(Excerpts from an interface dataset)
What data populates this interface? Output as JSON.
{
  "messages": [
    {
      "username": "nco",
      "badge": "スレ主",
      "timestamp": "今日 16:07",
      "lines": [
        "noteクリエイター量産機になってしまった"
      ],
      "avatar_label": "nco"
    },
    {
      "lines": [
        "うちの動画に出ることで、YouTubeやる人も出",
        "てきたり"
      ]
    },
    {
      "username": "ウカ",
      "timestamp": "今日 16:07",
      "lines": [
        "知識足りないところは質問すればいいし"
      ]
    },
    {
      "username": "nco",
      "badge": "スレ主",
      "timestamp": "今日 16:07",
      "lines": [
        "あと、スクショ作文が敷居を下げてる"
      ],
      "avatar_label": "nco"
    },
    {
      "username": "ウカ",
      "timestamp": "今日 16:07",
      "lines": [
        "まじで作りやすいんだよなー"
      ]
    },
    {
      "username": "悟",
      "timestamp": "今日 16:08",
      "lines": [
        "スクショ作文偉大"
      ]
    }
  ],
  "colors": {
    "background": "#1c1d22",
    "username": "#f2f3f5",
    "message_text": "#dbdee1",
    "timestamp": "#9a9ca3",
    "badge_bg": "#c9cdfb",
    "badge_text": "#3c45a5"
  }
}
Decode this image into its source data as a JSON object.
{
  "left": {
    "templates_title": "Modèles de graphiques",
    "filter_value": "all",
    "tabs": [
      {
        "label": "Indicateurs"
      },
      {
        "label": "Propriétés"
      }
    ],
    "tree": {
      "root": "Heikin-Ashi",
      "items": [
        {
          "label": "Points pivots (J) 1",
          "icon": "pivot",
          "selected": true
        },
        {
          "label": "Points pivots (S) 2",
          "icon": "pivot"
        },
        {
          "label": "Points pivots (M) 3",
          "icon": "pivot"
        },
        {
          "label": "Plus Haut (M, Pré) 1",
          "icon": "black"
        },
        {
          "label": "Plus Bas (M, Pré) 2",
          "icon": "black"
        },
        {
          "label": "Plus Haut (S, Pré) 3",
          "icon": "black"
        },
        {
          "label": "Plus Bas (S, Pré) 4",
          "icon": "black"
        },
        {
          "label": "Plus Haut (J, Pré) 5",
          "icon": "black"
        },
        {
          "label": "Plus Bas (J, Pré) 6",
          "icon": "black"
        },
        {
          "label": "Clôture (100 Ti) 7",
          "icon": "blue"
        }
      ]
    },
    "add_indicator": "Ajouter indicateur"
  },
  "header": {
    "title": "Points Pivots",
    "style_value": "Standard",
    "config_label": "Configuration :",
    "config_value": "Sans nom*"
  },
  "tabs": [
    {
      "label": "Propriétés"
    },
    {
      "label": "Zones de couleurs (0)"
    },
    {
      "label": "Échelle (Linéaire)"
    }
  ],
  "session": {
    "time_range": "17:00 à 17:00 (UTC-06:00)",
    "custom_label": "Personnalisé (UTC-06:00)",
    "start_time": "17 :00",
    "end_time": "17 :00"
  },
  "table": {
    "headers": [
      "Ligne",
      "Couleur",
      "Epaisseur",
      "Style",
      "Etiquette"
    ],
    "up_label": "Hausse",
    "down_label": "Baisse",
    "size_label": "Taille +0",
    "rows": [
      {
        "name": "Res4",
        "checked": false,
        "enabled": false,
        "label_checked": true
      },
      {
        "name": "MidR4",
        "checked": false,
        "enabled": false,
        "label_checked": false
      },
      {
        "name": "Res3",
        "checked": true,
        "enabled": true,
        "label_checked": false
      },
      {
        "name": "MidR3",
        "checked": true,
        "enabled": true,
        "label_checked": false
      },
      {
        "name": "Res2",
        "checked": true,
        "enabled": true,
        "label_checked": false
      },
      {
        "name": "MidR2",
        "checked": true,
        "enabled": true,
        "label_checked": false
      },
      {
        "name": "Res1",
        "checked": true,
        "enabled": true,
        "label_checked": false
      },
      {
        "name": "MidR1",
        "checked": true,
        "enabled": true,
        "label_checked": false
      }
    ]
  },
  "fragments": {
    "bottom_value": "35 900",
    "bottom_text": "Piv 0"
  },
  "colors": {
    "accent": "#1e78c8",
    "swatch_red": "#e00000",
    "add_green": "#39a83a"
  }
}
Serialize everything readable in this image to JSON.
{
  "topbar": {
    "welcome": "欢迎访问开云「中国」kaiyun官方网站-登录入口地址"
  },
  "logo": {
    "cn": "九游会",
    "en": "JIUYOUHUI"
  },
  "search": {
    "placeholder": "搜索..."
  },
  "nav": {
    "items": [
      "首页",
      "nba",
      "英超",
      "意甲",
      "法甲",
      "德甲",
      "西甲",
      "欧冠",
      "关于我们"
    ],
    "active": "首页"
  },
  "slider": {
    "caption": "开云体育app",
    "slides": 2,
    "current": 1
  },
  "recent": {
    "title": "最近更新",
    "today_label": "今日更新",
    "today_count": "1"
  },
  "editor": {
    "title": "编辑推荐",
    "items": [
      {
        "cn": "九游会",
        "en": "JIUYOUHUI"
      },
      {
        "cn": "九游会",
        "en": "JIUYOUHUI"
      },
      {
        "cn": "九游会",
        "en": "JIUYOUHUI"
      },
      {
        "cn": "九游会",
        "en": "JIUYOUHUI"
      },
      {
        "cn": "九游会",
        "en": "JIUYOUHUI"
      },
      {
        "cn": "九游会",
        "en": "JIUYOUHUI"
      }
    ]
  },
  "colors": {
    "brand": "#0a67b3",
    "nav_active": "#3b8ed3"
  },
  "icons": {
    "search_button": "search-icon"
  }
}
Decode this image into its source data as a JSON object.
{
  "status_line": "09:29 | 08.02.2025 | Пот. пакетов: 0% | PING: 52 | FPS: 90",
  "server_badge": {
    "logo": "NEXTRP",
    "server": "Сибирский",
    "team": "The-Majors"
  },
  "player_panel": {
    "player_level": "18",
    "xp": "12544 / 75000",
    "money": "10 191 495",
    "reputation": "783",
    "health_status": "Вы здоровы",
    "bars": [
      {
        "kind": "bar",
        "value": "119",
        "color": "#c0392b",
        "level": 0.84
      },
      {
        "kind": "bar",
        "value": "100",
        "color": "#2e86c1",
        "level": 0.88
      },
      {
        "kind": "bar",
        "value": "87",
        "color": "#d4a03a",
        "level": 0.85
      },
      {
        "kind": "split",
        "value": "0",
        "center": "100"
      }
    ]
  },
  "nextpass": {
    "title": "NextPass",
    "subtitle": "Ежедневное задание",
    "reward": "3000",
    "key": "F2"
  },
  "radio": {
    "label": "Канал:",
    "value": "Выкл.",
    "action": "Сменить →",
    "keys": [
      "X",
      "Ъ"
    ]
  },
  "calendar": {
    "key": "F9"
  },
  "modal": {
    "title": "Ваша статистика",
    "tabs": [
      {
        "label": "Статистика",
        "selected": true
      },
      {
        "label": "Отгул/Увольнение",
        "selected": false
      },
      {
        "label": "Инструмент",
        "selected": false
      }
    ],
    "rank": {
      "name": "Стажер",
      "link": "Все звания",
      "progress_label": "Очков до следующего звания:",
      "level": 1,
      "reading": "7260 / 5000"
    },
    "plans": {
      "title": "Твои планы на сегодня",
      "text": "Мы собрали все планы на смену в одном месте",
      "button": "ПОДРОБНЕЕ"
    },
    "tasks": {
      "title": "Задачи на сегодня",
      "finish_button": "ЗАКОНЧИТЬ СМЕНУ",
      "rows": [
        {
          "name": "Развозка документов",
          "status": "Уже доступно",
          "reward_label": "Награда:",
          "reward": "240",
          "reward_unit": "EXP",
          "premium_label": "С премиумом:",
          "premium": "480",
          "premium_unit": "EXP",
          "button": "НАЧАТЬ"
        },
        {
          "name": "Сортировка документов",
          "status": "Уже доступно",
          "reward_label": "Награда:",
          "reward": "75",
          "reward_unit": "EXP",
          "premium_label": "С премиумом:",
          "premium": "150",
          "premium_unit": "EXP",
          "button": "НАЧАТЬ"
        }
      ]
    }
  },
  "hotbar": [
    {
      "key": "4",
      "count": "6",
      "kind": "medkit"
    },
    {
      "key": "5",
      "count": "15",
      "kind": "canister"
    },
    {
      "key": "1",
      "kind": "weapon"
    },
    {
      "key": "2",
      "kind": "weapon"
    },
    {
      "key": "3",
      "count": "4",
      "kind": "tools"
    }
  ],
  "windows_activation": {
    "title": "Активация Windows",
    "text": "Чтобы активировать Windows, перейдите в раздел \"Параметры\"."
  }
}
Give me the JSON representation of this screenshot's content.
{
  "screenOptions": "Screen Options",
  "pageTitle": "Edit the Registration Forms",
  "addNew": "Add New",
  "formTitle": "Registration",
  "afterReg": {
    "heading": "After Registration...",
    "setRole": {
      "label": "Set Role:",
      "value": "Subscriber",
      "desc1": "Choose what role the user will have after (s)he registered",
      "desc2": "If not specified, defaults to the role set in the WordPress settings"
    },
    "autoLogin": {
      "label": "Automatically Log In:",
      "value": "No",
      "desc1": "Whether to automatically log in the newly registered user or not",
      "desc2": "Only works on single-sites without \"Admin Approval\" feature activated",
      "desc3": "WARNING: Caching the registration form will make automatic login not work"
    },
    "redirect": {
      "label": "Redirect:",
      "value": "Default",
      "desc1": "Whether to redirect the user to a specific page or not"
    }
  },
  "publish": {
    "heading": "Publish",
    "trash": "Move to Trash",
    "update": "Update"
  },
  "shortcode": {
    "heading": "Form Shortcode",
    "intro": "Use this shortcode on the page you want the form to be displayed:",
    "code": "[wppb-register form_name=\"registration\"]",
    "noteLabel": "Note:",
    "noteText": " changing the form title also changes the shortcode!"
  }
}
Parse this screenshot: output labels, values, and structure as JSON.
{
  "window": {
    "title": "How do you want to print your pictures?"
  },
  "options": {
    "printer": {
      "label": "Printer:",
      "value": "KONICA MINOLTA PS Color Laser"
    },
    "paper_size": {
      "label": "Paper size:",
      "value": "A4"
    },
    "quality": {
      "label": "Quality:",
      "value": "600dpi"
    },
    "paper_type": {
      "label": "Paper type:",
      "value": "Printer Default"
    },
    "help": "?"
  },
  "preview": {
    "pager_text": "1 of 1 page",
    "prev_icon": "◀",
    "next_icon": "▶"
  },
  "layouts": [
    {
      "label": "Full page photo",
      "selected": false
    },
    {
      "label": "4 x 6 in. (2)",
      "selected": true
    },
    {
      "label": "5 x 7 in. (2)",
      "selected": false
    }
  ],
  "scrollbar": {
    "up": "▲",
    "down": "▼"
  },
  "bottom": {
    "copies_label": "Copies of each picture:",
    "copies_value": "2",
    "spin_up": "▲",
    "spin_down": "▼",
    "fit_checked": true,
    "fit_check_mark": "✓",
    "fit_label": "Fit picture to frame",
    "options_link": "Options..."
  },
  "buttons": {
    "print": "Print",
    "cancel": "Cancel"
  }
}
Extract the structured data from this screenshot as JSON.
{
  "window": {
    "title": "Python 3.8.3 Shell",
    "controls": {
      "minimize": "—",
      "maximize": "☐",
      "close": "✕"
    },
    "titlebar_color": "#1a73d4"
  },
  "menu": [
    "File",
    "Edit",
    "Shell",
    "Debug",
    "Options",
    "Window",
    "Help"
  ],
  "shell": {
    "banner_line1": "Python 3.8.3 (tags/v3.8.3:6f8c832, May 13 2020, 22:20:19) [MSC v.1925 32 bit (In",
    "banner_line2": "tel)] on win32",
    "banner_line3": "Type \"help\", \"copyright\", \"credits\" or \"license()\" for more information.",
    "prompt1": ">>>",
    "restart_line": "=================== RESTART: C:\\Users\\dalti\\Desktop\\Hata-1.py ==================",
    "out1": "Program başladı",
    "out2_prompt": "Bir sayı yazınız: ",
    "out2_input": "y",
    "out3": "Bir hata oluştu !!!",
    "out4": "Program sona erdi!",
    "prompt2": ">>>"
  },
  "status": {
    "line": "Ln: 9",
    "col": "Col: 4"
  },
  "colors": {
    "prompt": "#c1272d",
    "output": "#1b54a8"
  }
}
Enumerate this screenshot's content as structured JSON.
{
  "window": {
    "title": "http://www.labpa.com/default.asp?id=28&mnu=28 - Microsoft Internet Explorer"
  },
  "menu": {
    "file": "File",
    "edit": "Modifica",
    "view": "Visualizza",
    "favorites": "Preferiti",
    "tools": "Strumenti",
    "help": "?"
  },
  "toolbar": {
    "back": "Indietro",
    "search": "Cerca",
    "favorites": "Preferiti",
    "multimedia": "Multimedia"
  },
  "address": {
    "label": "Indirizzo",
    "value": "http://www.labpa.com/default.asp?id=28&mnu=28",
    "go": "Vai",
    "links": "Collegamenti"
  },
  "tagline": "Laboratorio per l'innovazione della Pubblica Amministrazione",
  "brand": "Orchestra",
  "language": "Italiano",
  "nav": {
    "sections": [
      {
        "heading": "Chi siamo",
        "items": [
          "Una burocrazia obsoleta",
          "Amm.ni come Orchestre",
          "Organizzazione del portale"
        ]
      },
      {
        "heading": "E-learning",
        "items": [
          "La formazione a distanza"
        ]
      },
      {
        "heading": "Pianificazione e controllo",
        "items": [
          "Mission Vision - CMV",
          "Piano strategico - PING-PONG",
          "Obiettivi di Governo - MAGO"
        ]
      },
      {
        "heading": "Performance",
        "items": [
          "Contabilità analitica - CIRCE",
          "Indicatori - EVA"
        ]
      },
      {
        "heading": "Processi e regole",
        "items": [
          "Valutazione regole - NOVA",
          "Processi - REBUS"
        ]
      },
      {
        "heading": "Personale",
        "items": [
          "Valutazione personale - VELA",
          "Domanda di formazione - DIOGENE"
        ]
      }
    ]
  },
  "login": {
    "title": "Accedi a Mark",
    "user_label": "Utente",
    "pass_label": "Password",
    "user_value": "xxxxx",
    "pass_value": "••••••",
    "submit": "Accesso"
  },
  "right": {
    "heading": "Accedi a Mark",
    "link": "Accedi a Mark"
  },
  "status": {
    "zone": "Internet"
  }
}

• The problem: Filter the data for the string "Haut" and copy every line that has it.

• Solution:
          "label": "Plus Haut (M, Pré) 1",
          "label": "Plus Haut (S, Pré) 3",
          "label": "Plus Haut (J, Pré) 5",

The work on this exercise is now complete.